Others, however, distinguish between soups and juices and maintain that the difference lies in the taste. The Rosh (6:18) suggests that when vegetables are boiled in water, the water is improved by the taste of the vegetables, and Borei Peri Ha-Adama should therefore be recited.
The Rishonim also disagree as to whether one only recites Borei Peri Ha-Adama over the soup if the vegetables were cooked in order to be eaten (Rosh, Responsa 4:15), if they were cooked for the soup (Rambam, Hilkhot Berakhot 8:4), or both. Some even suggest that one recites Borei Peri Ha-Adama before soup that is normally eaten with bread, as it is then viewed as a food. If, however, it is consumed as a drink, one says She-Hakol (Talmidei Rabbeinu Yona, Berakhot 27b).
The Shulchan Arukh (105:2-3) writes:
Upon [drinking] water in which vegetables are cooked, one says the blessing which is recited over the vegetables themselves, even though they contain only the taste of the vegetable. And this is only the case when one cooks [the vegetables] without meat; but if they were cooked with meat, one says She-Hakol.
If he squeezes them, he says over the juices She-Hakol.
Elsewhere, the Shulchan Arukh rules (202:10):
[When] fruits are soaked or cooked in water, even thought the water has the taste of the fruit, he only recites She-Hakol. The Rosh writes that it is possible that if the water assumes the taste of the fruit, he says Borei Peri Ha-Etz.

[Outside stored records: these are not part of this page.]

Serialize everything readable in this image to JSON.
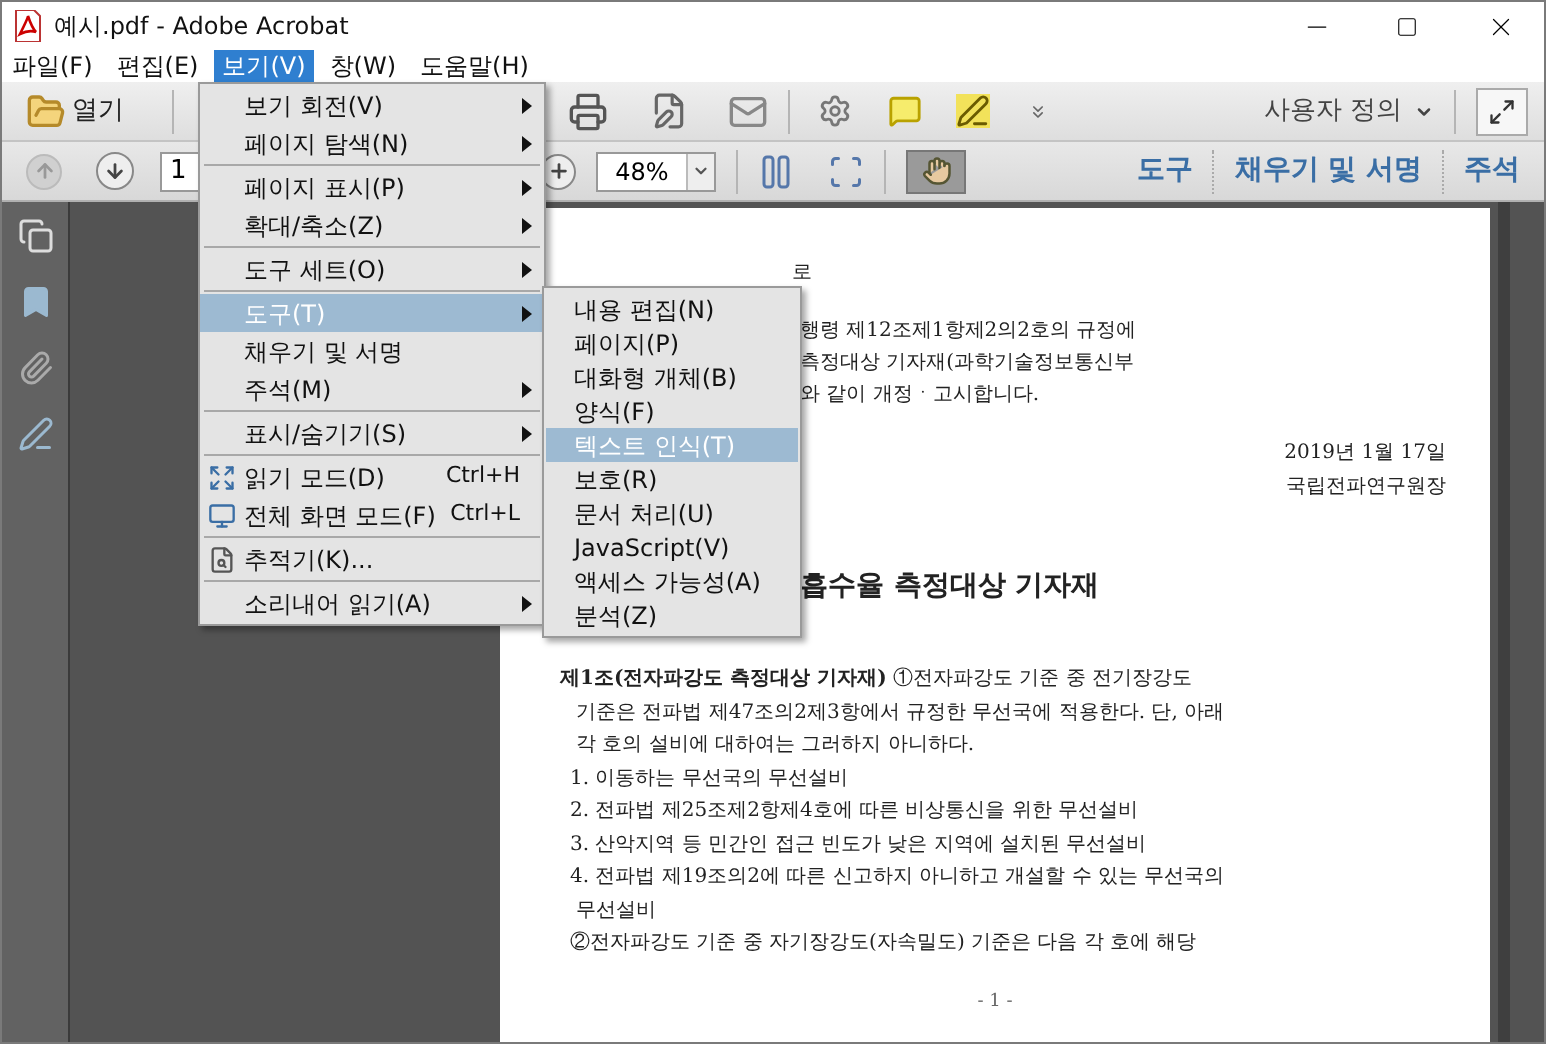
{
  "window": {
    "title": "예시.pdf - Adobe Acrobat"
  },
  "menu_bar": [
    {
      "label": "파일(F)",
      "selected": false
    },
    {
      "label": "편집(E)",
      "selected": false
    },
    {
      "label": "보기(V)",
      "selected": true
    },
    {
      "label": "창(W)",
      "selected": false
    },
    {
      "label": "도움말(H)",
      "selected": false
    }
  ],
  "toolbar": {
    "open_button": "열기",
    "customize": "사용자 정의"
  },
  "nav_bar": {
    "page": "1",
    "zoom": "48%",
    "hand_tool_active": true,
    "panes": [
      {
        "label": "도구",
        "selected": false
      },
      {
        "label": "채우기 및 서명",
        "selected": false
      },
      {
        "label": "주석",
        "selected": false
      }
    ]
  },
  "view_menu": [
    {
      "kind": "item",
      "label": "보기 회전(V)",
      "submenu": true,
      "selected": false
    },
    {
      "kind": "item",
      "label": "페이지 탐색(N)",
      "submenu": true,
      "selected": false
    },
    {
      "kind": "separator"
    },
    {
      "kind": "item",
      "label": "페이지 표시(P)",
      "submenu": true,
      "selected": false
    },
    {
      "kind": "item",
      "label": "확대/축소(Z)",
      "submenu": true,
      "selected": false
    },
    {
      "kind": "separator"
    },
    {
      "kind": "item",
      "label": "도구 세트(O)",
      "submenu": true,
      "selected": false
    },
    {
      "kind": "separator"
    },
    {
      "kind": "item",
      "label": "도구(T)",
      "submenu": true,
      "selected": true
    },
    {
      "kind": "item",
      "label": "채우기 및 서명",
      "submenu": false,
      "selected": false
    },
    {
      "kind": "item",
      "label": "주석(M)",
      "submenu": true,
      "selected": false
    },
    {
      "kind": "separator"
    },
    {
      "kind": "item",
      "label": "표시/숨기기(S)",
      "submenu": true,
      "selected": false
    },
    {
      "kind": "separator"
    },
    {
      "kind": "icon_item",
      "label": "읽기 모드(D)",
      "shortcut": "Ctrl+H",
      "submenu": false,
      "selected": false
    },
    {
      "kind": "icon_item",
      "label": "전체 화면 모드(F)",
      "shortcut": "Ctrl+L",
      "submenu": false,
      "selected": false
    },
    {
      "kind": "separator"
    },
    {
      "kind": "icon_item",
      "label": "추적기(K)...",
      "submenu": false,
      "selected": false
    },
    {
      "kind": "separator"
    },
    {
      "kind": "item",
      "label": "소리내어 읽기(A)",
      "submenu": true,
      "selected": false
    }
  ],
  "tools_submenu": [
    {
      "label": "내용 편집(N)",
      "selected": false
    },
    {
      "label": "페이지(P)",
      "selected": false
    },
    {
      "label": "대화형 개체(B)",
      "selected": false
    },
    {
      "label": "양식(F)",
      "selected": false
    },
    {
      "label": "텍스트 인식(T)",
      "selected": true
    },
    {
      "label": "보호(R)",
      "selected": false
    },
    {
      "label": "문서 처리(U)",
      "selected": false
    },
    {
      "label": "JavaScript(V)",
      "selected": false
    },
    {
      "label": "액세스 가능성(A)",
      "selected": false
    },
    {
      "label": "분석(Z)",
      "selected": false
    }
  ],
  "document": {
    "header_fragment": "로",
    "header_lines": [
      "행령 제12조제1항제2의2호의 규정에",
      "측정대상 기자재(과학기술정보통신부",
      "와 같이 개정ㆍ고시합니다."
    ],
    "date": "2019년 1월 17일",
    "signer": "국립전파연구원장",
    "heading": "흡수율 측정대상 기자재",
    "lines": [
      {
        "kind": "first",
        "text": "**제1조(전자파강도 측정대상 기자재)** ①전자파강도 기준 중 전기장강도"
      },
      {
        "kind": "cont",
        "text": "기준은 전파법 제47조의2제3항에서 규정한 무선국에 적용한다. 단, 아래"
      },
      {
        "kind": "cont",
        "text": "각 호의 설비에 대하여는 그러하지 아니하다."
      },
      {
        "kind": "item",
        "text": "1. 이동하는 무선국의 무선설비"
      },
      {
        "kind": "item",
        "text": "2. 전파법 제25조제2항제4호에 따른 비상통신을 위한 무선설비"
      },
      {
        "kind": "item",
        "text": "3. 산악지역 등 민간인 접근 빈도가 낮은 지역에 설치된 무선설비"
      },
      {
        "kind": "item",
        "text": "4. 전파법 제19조의2에 따른 신고하지 아니하고 개설할 수 있는 무선국의"
      },
      {
        "kind": "cont",
        "text": "무선설비"
      },
      {
        "kind": "item",
        "text": "②전자파강도 기준 중 자기장강도(자속밀도) 기준은 다음 각 호에 해당"
      }
    ],
    "page_number": "- 1 -"
  }
}
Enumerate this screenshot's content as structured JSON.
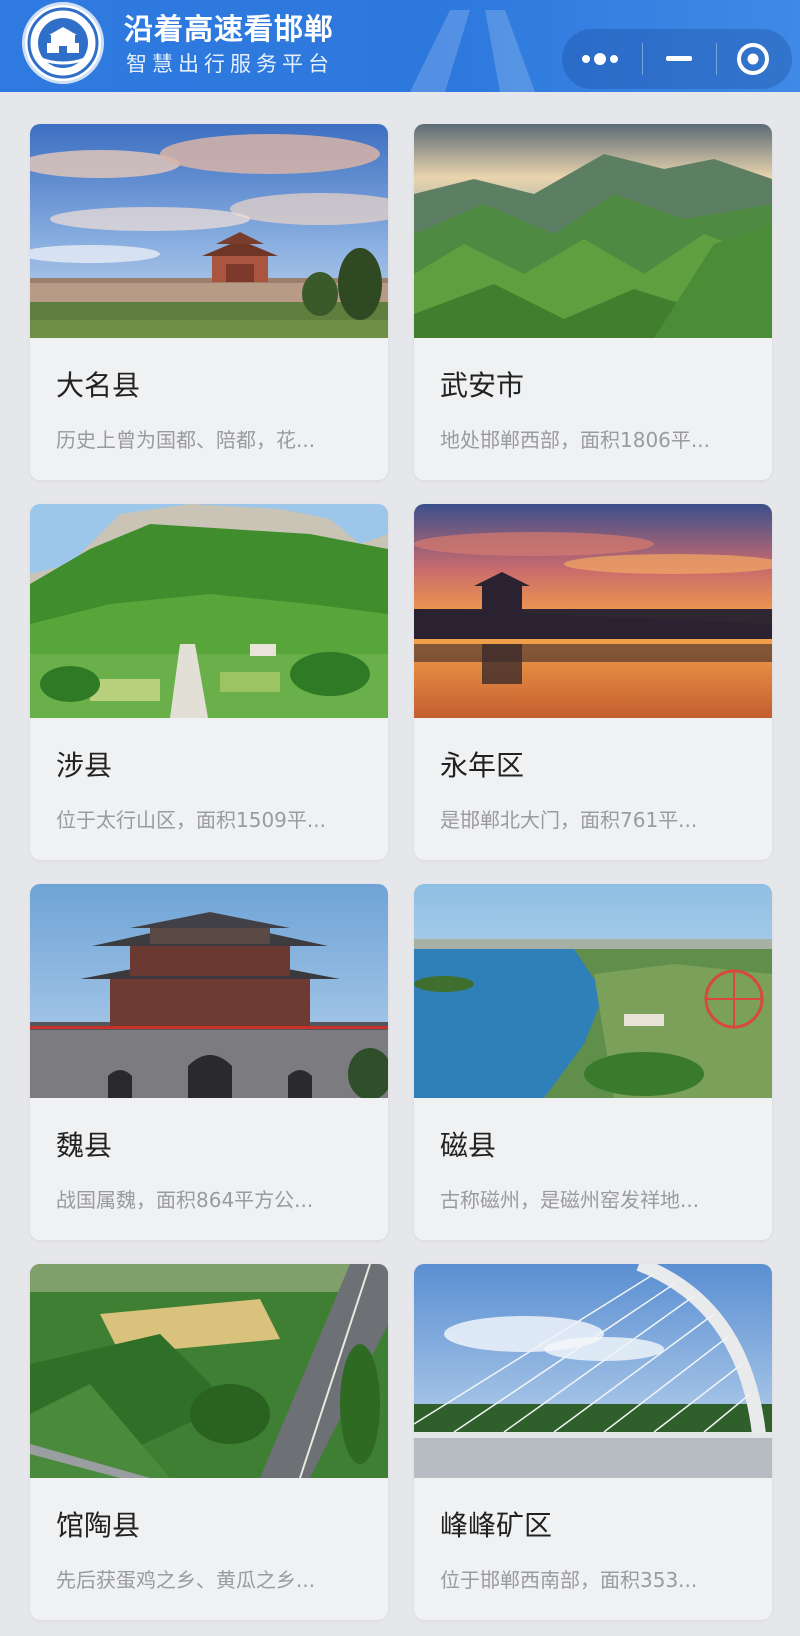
{
  "header": {
    "title": "沿着高速看邯郸",
    "subtitle": "智慧出行服务平台",
    "logo_icon": "emblem-logo-icon",
    "capsule": {
      "more_icon": "more-dots-icon",
      "minimize_icon": "minimize-icon",
      "close_icon": "target-close-icon"
    }
  },
  "cards": [
    {
      "name": "大名县",
      "desc": "历史上曾为国都、陪都，花...",
      "image": "ancient-city-wall-gate-under-dramatic-clouds"
    },
    {
      "name": "武安市",
      "desc": "地处邯郸西部，面积1806平...",
      "image": "green-mountain-ranges"
    },
    {
      "name": "涉县",
      "desc": "位于太行山区，面积1509平...",
      "image": "green-mountain-cliff-with-garden"
    },
    {
      "name": "永年区",
      "desc": "是邯郸北大门，面积761平...",
      "image": "city-wall-sunset-reflection"
    },
    {
      "name": "魏县",
      "desc": "战国属魏，面积864平方公...",
      "image": "traditional-tower-gate"
    },
    {
      "name": "磁县",
      "desc": "古称磁州，是磁州窑发祥地...",
      "image": "lake-with-ferris-wheel-aerial"
    },
    {
      "name": "馆陶县",
      "desc": "先后获蛋鸡之乡、黄瓜之乡...",
      "image": "aerial-farmland-and-highway"
    },
    {
      "name": "峰峰矿区",
      "desc": "位于邯郸西南部，面积353...",
      "image": "arch-cable-bridge"
    }
  ],
  "colors": {
    "header": "#2f7ae0",
    "background": "#e6e7ea",
    "card": "#f0f1f3",
    "name_text": "#222222",
    "desc_text": "#9a9b9e"
  }
}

Although the Shulchan Arukh appears to rule in accordance with the Rosh, the Acharonim suggest that one should only recite Borei Peri Ha-Adama over soup if it was cooked with the intention of eating both the vegetables and the broth.
Furthermore, the Mishna Berura (205:12) adds that one says Borei Peri Ha-Adama over the broth only if the vegetables are cooked alone, without anything else to enhance the flavor. Therefore, if one makes adds soup mix or other spices to a vegetable soup or if the soup is cooked with meat, one should not say Borei Peri Ha-Adama on the broth.
What emerges is that in most cases, one should only say She-Hakol before eating soup. However, if one eats the vegetables in the soup, one should recite the blessing over the vegetables and exempt the soup, as the soup is considered to be tafel, secondary, to the vegetables. If the vegetables are not tafel to the soup, such as vegetables in a chicken soup, one should say the blessing over the vegetables (Borei Peri Ha-Adama), and then afterwards a blessing (She-Hakol) over the soup.
When a vegetable is the main part of a soup, such as a potato, lentil, bean or pear soup, one should say Borei Peri Ha-Adama.
Although one might suggest that one should say Borei Peri Ha-Adama before drinking coffee and tea, whose taste comes from cooking coffee beans and tea leaves, since the cooking is not done for the coffee beans and tea leaves, but rather for the water, the proper blessing is She-Hakol. Similarly, one says She-Hakol before drinking beer, which is made from malted grains, as they are cooked with the intention to drink the liquid.
Regarding fruit soups, as we saw above, some Rishonim (Rashba) maintain that since fruits are normally planted in order to produce juice and not soup, the proper blessing over their soup should be She-Hakol. Others (Rosh) maintain that since the fruits are cooked with water, the proper blessing would be Borei Peri Ha-Etz. The Shulchan Arukh (202:10-11) cites both views and concludes that one should say She-Hakol, in deference to both opinions. Of course, if one eats both the fruit and the soup, the blessing of Borei Peri Ha-Etz should be said over the fruit, and the soup is considered to be tafel to the soup.
Next week we will conclude our discussion of the blessings recited over fruits and vegetables.